Pretty much everything you can use cling wrap for, you can pop into a reusable container.  Or another option is to try out beeswax wraps which are 100% biodegradable (but obviously not a vegan option)

I use wraps made by a friend I work with.  I use them to wrap my cheeses and cover a bowl or leftovers etc.

You can thankfully recycle cling-wrap through the Redcycle program i mentioned earlier, too.

 

 

Join your local Buy Nothing group

Have you heard of Buy Nothing?  It is a gift economy that operates in a series of Facebook groups separated into your location.

As the name suggests, it is a gift economy where you can offer items for free or ask to be considered for stuff that people are getting rid of.

The groups are are categorised by suburb and if your simply search ‘Buy Nothing’ on facey, your local group should pop-up.

I have decluttered a tonne of stuff via my local Buy Nothing page and have also scored some excellent things – like a 10 foot trampoline that was only 8 months old.

It stops waste going to landfill and instead provides joy to another person, a win-win IMO.

 

Buy natural-fibre clothing

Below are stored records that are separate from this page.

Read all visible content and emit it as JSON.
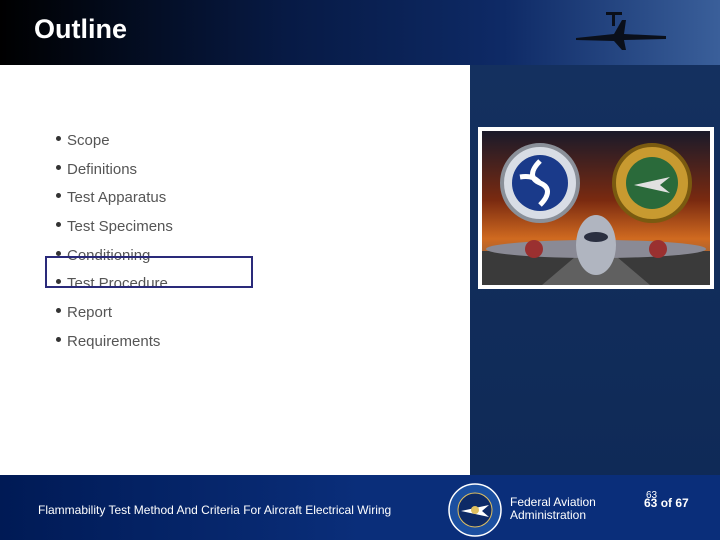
{
  "header": {
    "title": "Outline"
  },
  "bullets": [
    "Scope",
    "Definitions",
    "Test Apparatus",
    "Test Specimens",
    "Conditioning",
    "Test Procedure",
    "Report",
    "Requirements"
  ],
  "footer": {
    "document_title": "Flammability Test Method And Criteria For Aircraft Electrical Wiring",
    "agency_line1": "Federal Aviation",
    "agency_line2": "Administration",
    "page_current_shadow": "63",
    "page_current": "63",
    "page_of": "of 67"
  },
  "colors": {
    "header_bg": "#071a45",
    "footer_bg": "#0a2e7a",
    "panel_bg": "#14305f",
    "highlight_border": "#2a2a7a"
  },
  "icons": [
    "airplane-silhouette-icon",
    "dot-seal-icon",
    "faa-seal-icon",
    "jet-front-icon",
    "faa-logo-icon"
  ]
}
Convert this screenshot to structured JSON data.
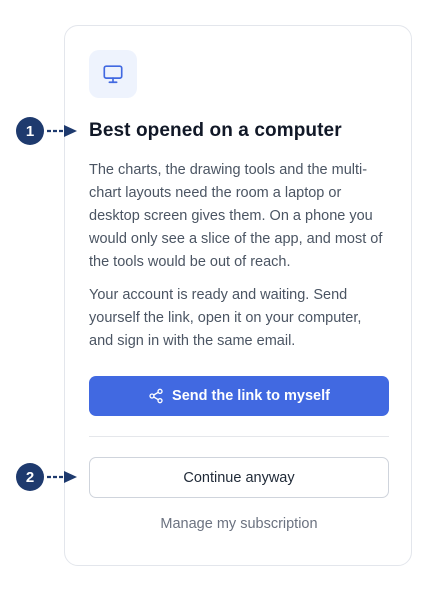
{
  "card": {
    "icon": "monitor-icon",
    "title": "Best opened on a computer",
    "paragraph_1": "The charts, the drawing tools and the multi-chart layouts need the room a laptop or desktop screen gives them. On a phone you would only see a slice of the app, and most of the tools would be out of reach.",
    "paragraph_2": "Your account is ready and waiting. Send yourself the link, open it on your computer, and sign in with the same email.",
    "primary_button": {
      "label": "Send the link to myself",
      "icon": "share-icon"
    },
    "secondary_button": {
      "label": "Continue anyway"
    },
    "manage_link": "Manage my subscription"
  },
  "callouts": [
    {
      "number": "1"
    },
    {
      "number": "2"
    }
  ],
  "colors": {
    "primary": "#4169e1",
    "callout": "#1e3a6e",
    "icon_tile": "#eef3fd",
    "icon_stroke": "#4169e1"
  }
}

This isn’t necessarily a quick-fix as clothing made from natural fibres such as cotton, can consume a lot of energy and water to create.

We live in a fast-fashion society.  We buy things only to wear them a few times before throwing them out (don’t forget a lot of what we donate to charity ends up in landfill).  If you don’t want to live a slow-fashion life, then perhaps looking at what your clothing is made from is a good start.

The idea with natural fabrics, is that your clothing isn’t made of plastic derivatives and will decompose if you decide to throw it out… you could even feed it to your worms (if you have a worm farm).

Common natural fabrics include: cotton, linen, bamboo, wool, hemp and silk.